People need routines. And everyone needs that magical moment in the morning just for themselves; to wake up and set into a “work” mood; make it a coffee, a walk or exercise. It will be easier for you to concentrate later on, and you will feel more at ease and your day will be more structured. Find new routines to replace the old ones you know and remember from the office.
Digital Marketing Specialist @ EL Passion
Plan your day ahead
Prepare to encounter distractions.
We tend to be more restrictive and critical of the so-called “at home” distractions, because, theoretically, there should be none.
The key here is to establish, with all honesty, your working hours. And just stick to them. Yes, it may be troublesome at first, and yes, it takes discipline, but so does everything worthy in this world. You will get better at it as you go.
The tactics vary. There’s the unforgettable Pomodoro technique that many peeps from our team actively use. But it’s not everything.
I always prepare a to-do list for the day. It helps me to monitor how I’m doing in real-time. But what I find most helpful in the long run is that it makes it plain easy to see when I overestimate my productivity and adjust accordingly in the future.
Back-end Developer @ EL Passion

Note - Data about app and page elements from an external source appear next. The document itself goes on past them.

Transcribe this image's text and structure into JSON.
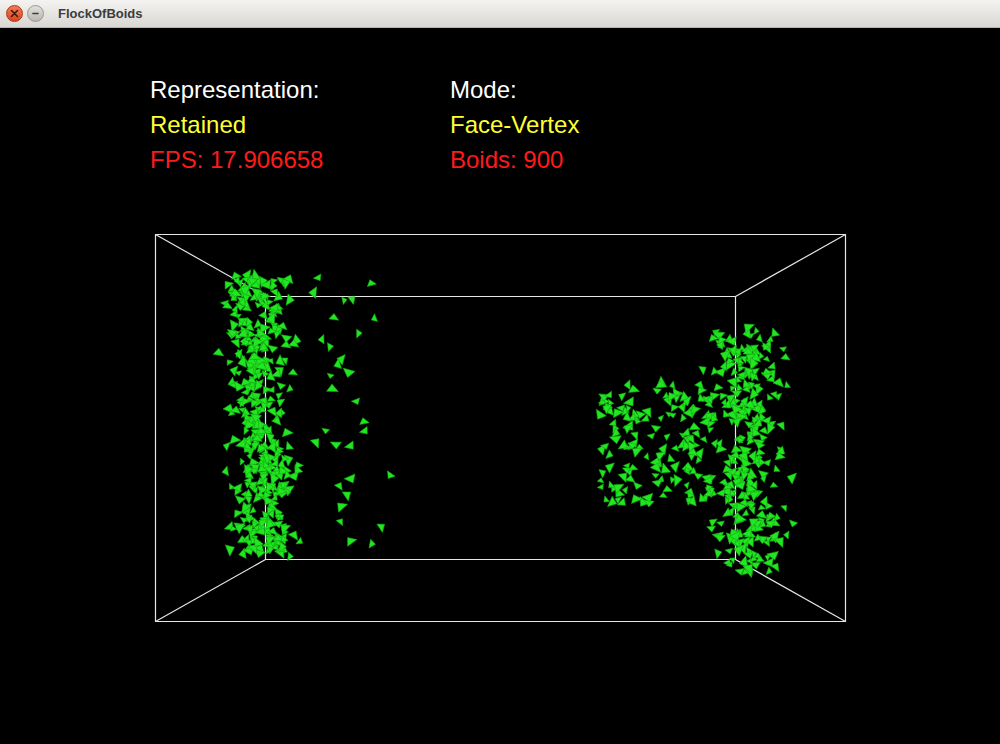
{
  "window": {
    "title": "FlockOfBoids"
  },
  "hud": {
    "columns": [
      {
        "heading": "Representation:",
        "value": "Retained",
        "stat": "FPS: 17.906658"
      },
      {
        "heading": "Mode:",
        "value": "Face-Vertex",
        "stat": "Boids: 900"
      }
    ]
  }
}
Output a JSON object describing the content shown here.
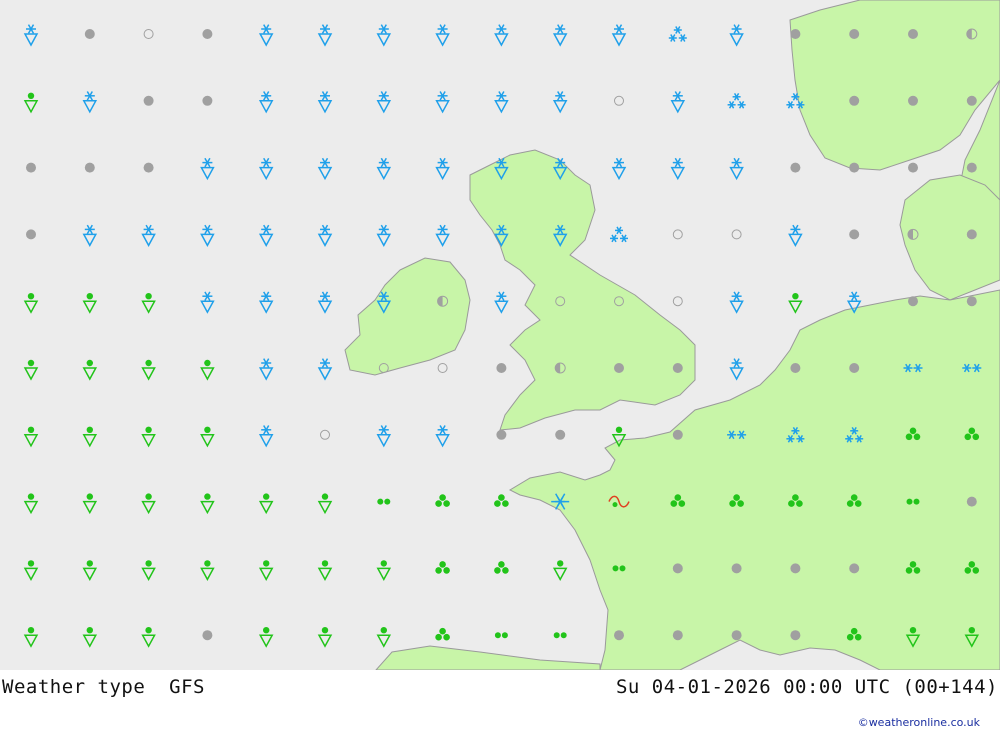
{
  "header": {
    "product_label": "Weather type",
    "model_label": "GFS",
    "datetime_label": "Su 04-01-2026 00:00 UTC (00+144)"
  },
  "credit": "©weatheronline.co.uk",
  "colors": {
    "sea": "#ececec",
    "land": "#c8f5a8",
    "coast": "#9a9a9a",
    "snow": "#1fa0ea",
    "rain": "#22c41a",
    "dry": "#a0a0a0",
    "mix": "#e04020"
  },
  "legend_symbols": {
    "snow-shower": "snow shower",
    "rain-shower": "rain shower",
    "dry": "no precipitation",
    "cloudy-dry": "overcast",
    "fair": "fair",
    "partly-cloudy": "partly cloudy",
    "heavy-snow": "heavy snow",
    "snow": "snow",
    "rain": "rain",
    "drizzle": "drizzle",
    "thunder-snow": "snow storm",
    "freezing": "sleet / freezing"
  },
  "grid": [
    [
      "snow-shower",
      "dry",
      "fair",
      "dry",
      "snow-shower",
      "snow-shower",
      "snow-shower",
      "snow-shower",
      "snow-shower",
      "snow-shower",
      "snow-shower",
      "heavy-snow",
      "snow-shower",
      "dry",
      "dry",
      "dry",
      "partly-cloudy"
    ],
    [
      "rain-shower",
      "snow-shower",
      "dry",
      "dry",
      "snow-shower",
      "snow-shower",
      "snow-shower",
      "snow-shower",
      "snow-shower",
      "snow-shower",
      "fair",
      "snow-shower",
      "heavy-snow",
      "heavy-snow",
      "dry",
      "dry",
      "dry"
    ],
    [
      "dry",
      "dry",
      "dry",
      "snow-shower",
      "snow-shower",
      "snow-shower",
      "snow-shower",
      "snow-shower",
      "snow-shower",
      "snow-shower",
      "snow-shower",
      "snow-shower",
      "snow-shower",
      "dry",
      "dry",
      "dry",
      "dry"
    ],
    [
      "dry",
      "snow-shower",
      "snow-shower",
      "snow-shower",
      "snow-shower",
      "snow-shower",
      "snow-shower",
      "snow-shower",
      "snow-shower",
      "snow-shower",
      "heavy-snow",
      "fair",
      "fair",
      "snow-shower",
      "dry",
      "partly-cloudy",
      "dry"
    ],
    [
      "rain-shower",
      "rain-shower",
      "rain-shower",
      "snow-shower",
      "snow-shower",
      "snow-shower",
      "snow-shower",
      "partly-cloudy",
      "snow-shower",
      "fair",
      "fair",
      "fair",
      "snow-shower",
      "rain-shower",
      "snow-shower",
      "dry",
      "dry"
    ],
    [
      "rain-shower",
      "rain-shower",
      "rain-shower",
      "rain-shower",
      "snow-shower",
      "snow-shower",
      "fair",
      "fair",
      "dry",
      "partly-cloudy",
      "dry",
      "dry",
      "snow-shower",
      "dry",
      "dry",
      "snow",
      "snow"
    ],
    [
      "rain-shower",
      "rain-shower",
      "rain-shower",
      "rain-shower",
      "snow-shower",
      "fair",
      "snow-shower",
      "snow-shower",
      "dry",
      "dry",
      "rain-shower",
      "dry",
      "snow",
      "heavy-snow",
      "heavy-snow",
      "rain",
      "rain"
    ],
    [
      "rain-shower",
      "rain-shower",
      "rain-shower",
      "rain-shower",
      "rain-shower",
      "rain-shower",
      "drizzle",
      "rain",
      "rain",
      "thunder-snow",
      "freezing",
      "rain",
      "rain",
      "rain",
      "rain",
      "drizzle",
      "dry"
    ],
    [
      "rain-shower",
      "rain-shower",
      "rain-shower",
      "rain-shower",
      "rain-shower",
      "rain-shower",
      "rain-shower",
      "rain",
      "rain",
      "rain-shower",
      "drizzle",
      "dry",
      "dry",
      "dry",
      "dry",
      "rain",
      "rain"
    ],
    [
      "rain-shower",
      "rain-shower",
      "rain-shower",
      "dry",
      "rain-shower",
      "rain-shower",
      "rain-shower",
      "rain",
      "drizzle",
      "drizzle",
      "dry",
      "dry",
      "dry",
      "dry",
      "rain",
      "rain-shower",
      "rain-shower"
    ]
  ]
}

Those underestimated breaks
The great power, and at the same time, the great trap of remote working lies in the freedom it gives. The cue here is, unsurprisingly, to find balance.
The time will come that you know you need to focus, but you just can’t. And, God forbid, the anxiety kicks in and you start thinking about your colleagues being supposedly much better at this home-office thing. Then, my dear, it’s high time you take a break.
Open the window, go for a short 15 minutes walk, change the setting for a bit. Whatever gets your head clear and running again. Sans anxiety. When I feel like I need a reset or a reboot, I just take my dog for a short walk. It puts my work in perspective and I can sit back to it much more focused than before.
UX/UI Designer @ EL Passion
Sometimes I ask myself, “would I do this in the office?” This question actually works in two ways and helps me to maintain a healthy control. One: it makes it easier to deal with regular at-home distractions, but it also puts some things in perspective. I know that, at the office, I don’t sit at my desk 8 hours without a short stretch, so a 10 minute reset never hurt nobody.”
iOS Developer @ EL Passion
Don’t let the loneliness creep in
Remote work might get a bit lonely sometimes. And we can’t forget that company culture plays a significant role in your work life and boosts the morale of the team.
On our EL Passion’s internal Slack, we have channels that serve as a “relief” to our usual strictly professional channels. Recently, after going fully remote (for the time being), we created a “virtual kitchen” in memoriam of our office kitchen, usually busy with people exchanging ideas, jokes and just socializing. I won’t deny it not only made me feel more included and still very much part of the team, but obviously, it made me laugh out loud (too) many times.
We organize a daily call where we catch up on everything. We share what we’re currently working on, ask if we need each other’s help. But we don’t stop at work-related topics. We want to know how everyone’s doing, what they’ve been up to. I think this social factor is extremely important, especially if you’re working in a team. It’s good to see some friendly (and caring!) faces after long hours of staring at your computer screen. Obligatory elements: video cam on, coffee in hand.
Marketing Team Lead @ EL Passion
Be empathetic to yourself. (Yeah, really).
Don’t beat yourself up too much when adjusting; Rome wasn’t built in a day. Everyone experiences times of anxiety. With conscious monitoring of your own activities and reactions, you have the chance to discover not only your limitations (and learn to overcome them), but embrace your strong points, which will soon boost your productivity; in and outside your office.